DATASET EXCERPTS

========================================

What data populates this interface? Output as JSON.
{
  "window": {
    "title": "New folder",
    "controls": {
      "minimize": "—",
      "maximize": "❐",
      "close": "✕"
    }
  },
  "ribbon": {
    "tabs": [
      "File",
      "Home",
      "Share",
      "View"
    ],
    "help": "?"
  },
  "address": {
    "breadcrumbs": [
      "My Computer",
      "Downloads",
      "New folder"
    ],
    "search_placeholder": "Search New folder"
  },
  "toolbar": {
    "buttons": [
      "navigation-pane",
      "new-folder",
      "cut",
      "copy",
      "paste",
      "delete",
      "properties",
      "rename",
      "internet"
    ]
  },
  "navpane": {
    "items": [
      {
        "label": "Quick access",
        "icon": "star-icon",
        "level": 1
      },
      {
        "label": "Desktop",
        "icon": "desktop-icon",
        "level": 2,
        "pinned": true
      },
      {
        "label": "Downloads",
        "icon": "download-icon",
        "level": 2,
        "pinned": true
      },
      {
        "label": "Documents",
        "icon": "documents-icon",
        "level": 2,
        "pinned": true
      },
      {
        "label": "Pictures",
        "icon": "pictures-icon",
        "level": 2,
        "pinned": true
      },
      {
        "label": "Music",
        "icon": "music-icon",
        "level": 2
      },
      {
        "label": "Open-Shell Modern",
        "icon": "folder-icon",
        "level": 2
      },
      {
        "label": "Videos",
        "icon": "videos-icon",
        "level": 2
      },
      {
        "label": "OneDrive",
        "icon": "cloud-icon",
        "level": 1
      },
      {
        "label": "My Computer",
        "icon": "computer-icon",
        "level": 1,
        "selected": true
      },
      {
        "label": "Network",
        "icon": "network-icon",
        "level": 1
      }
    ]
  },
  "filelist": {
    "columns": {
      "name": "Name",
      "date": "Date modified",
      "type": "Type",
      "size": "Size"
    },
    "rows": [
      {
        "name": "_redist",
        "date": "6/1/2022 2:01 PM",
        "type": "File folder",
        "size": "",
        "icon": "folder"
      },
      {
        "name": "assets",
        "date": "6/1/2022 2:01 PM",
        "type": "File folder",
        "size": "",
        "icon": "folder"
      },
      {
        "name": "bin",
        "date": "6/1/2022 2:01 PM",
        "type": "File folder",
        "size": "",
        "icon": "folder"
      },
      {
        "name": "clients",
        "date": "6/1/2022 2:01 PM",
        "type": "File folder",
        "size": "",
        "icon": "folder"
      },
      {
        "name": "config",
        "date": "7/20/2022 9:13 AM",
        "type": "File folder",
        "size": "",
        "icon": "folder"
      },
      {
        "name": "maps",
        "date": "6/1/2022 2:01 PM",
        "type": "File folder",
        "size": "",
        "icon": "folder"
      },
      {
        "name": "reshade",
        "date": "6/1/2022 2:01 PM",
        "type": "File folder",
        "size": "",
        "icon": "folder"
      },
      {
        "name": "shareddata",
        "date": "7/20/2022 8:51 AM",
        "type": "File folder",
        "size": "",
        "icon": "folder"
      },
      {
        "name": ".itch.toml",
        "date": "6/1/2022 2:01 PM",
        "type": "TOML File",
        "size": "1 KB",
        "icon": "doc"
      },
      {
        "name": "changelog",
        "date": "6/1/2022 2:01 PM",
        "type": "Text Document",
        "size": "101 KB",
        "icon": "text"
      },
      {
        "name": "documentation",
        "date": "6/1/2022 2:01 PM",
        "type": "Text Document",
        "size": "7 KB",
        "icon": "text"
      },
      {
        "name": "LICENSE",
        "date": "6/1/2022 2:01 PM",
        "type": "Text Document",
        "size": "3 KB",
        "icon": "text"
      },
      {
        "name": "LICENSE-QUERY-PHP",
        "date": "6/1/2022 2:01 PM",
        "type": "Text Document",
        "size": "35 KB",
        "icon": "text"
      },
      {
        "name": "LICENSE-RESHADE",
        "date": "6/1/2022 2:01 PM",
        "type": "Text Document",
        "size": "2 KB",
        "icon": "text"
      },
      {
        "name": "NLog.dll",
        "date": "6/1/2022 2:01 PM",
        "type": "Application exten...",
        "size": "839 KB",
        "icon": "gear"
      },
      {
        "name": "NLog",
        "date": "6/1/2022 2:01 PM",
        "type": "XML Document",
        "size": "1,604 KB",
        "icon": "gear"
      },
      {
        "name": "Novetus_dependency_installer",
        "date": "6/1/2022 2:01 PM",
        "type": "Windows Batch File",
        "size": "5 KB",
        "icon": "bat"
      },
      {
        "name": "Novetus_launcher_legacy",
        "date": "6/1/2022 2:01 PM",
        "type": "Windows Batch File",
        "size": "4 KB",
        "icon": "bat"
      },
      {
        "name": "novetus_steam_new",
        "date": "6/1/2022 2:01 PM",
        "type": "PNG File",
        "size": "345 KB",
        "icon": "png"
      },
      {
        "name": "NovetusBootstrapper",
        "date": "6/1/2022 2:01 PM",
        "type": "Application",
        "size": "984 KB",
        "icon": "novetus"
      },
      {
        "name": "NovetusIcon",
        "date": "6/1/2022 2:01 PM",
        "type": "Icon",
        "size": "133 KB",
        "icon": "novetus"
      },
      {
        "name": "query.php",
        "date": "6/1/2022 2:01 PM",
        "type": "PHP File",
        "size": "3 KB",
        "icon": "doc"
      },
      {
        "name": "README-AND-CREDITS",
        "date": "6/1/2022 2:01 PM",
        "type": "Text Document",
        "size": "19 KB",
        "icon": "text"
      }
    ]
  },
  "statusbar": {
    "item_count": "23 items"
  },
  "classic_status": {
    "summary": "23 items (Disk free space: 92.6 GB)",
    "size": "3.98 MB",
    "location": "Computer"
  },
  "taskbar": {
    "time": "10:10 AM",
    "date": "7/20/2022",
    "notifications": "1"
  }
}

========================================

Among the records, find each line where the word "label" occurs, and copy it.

        "label": "Quick access",
        "label": "Desktop",
        "label": "Downloads",
        "label": "Documents",
        "label": "Pictures",
        "label": "Music",
        "label": "Open-Shell Modern",
        "label": "Videos",
        "label": "OneDrive",
        "label": "My Computer",
        "label": "Network",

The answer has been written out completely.